Available data:
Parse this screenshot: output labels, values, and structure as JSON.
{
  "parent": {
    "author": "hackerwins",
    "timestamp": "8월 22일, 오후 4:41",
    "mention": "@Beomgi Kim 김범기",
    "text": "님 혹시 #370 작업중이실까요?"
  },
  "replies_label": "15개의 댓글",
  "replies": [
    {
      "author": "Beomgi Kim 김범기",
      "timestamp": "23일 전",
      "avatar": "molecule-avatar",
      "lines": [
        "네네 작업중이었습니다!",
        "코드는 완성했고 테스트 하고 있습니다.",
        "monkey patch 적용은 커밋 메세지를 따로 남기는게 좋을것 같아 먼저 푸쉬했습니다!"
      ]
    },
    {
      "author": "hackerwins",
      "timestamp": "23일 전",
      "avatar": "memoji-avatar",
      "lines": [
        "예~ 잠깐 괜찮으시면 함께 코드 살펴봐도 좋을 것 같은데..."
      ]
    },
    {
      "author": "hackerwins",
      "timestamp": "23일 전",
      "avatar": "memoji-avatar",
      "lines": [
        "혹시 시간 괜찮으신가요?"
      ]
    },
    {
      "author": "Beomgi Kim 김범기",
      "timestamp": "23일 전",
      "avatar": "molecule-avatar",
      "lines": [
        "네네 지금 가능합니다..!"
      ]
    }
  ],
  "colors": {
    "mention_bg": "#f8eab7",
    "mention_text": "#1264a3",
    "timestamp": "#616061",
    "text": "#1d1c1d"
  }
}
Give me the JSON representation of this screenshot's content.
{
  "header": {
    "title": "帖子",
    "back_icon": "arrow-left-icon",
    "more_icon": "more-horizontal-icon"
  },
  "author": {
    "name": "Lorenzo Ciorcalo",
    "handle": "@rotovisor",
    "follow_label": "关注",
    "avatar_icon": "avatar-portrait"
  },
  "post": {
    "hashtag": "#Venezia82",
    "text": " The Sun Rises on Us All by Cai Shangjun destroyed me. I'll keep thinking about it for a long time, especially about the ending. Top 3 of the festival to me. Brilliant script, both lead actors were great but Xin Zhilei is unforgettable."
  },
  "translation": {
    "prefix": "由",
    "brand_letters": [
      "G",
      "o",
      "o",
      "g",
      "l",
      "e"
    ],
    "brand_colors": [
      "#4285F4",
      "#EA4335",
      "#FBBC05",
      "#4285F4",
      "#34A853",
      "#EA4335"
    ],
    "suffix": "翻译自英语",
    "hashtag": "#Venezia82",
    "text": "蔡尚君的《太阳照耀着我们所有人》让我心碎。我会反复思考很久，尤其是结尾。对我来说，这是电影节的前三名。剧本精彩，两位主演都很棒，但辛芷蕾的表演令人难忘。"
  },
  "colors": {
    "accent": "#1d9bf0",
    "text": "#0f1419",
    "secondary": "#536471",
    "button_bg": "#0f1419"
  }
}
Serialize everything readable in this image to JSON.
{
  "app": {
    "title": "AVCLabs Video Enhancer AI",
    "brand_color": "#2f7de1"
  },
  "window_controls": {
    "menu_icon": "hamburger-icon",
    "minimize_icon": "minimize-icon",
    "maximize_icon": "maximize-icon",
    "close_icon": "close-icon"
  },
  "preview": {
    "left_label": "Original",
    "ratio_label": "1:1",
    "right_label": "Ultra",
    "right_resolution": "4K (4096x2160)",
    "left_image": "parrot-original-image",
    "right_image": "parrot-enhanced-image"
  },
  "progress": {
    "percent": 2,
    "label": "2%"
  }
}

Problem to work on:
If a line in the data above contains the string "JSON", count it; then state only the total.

The answer:
3